__Work to complete__. For each line of the data below that contains "domain", return that line.
** Given records follows **
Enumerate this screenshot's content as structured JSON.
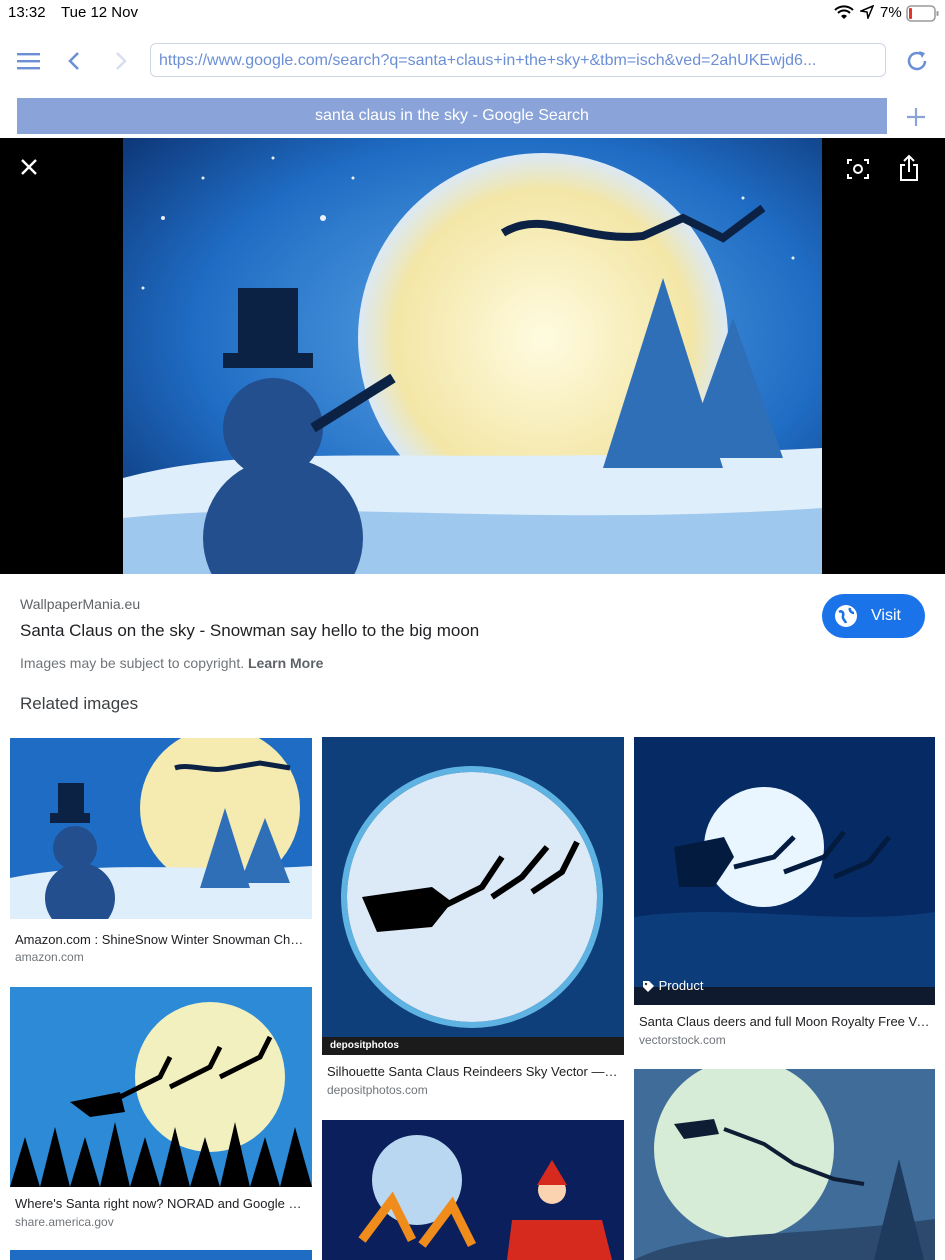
{
  "status_bar": {
    "time": "13:32",
    "date": "Tue 12 Nov",
    "battery": "7%"
  },
  "browser": {
    "url": "https://www.google.com/search?q=santa+claus+in+the+sky+&tbm=isch&ved=2ahUKEwjd6...",
    "tab_title": "santa claus in the sky - Google Search"
  },
  "result": {
    "source": "WallpaperMania.eu",
    "title": "Santa Claus on the sky - Snowman say hello to the big moon",
    "copyright": "Images may be subject to copyright.",
    "learn_more": "Learn More",
    "visit_label": "Visit"
  },
  "related_heading": "Related images",
  "related": [
    {
      "caption": "Amazon.com : ShineSnow Winter Snowman Chris...",
      "domain": "amazon.com"
    },
    {
      "caption": "Silhouette Santa Claus Reindeers Sky Vector — St...",
      "domain": "depositphotos.com",
      "watermark": "depositphotos"
    },
    {
      "caption": "Santa Claus deers and full Moon Royalty Free Vec...",
      "domain": "vectorstock.com",
      "badge": "Product"
    },
    {
      "caption": "Where's Santa right now? NORAD and Google kno...",
      "domain": "share.america.gov"
    }
  ]
}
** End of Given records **
__Task result__.
      "domain": "amazon.com"
      "domain": "depositphotos.com",
      "domain": "vectorstock.com",
      "domain": "share.america.gov"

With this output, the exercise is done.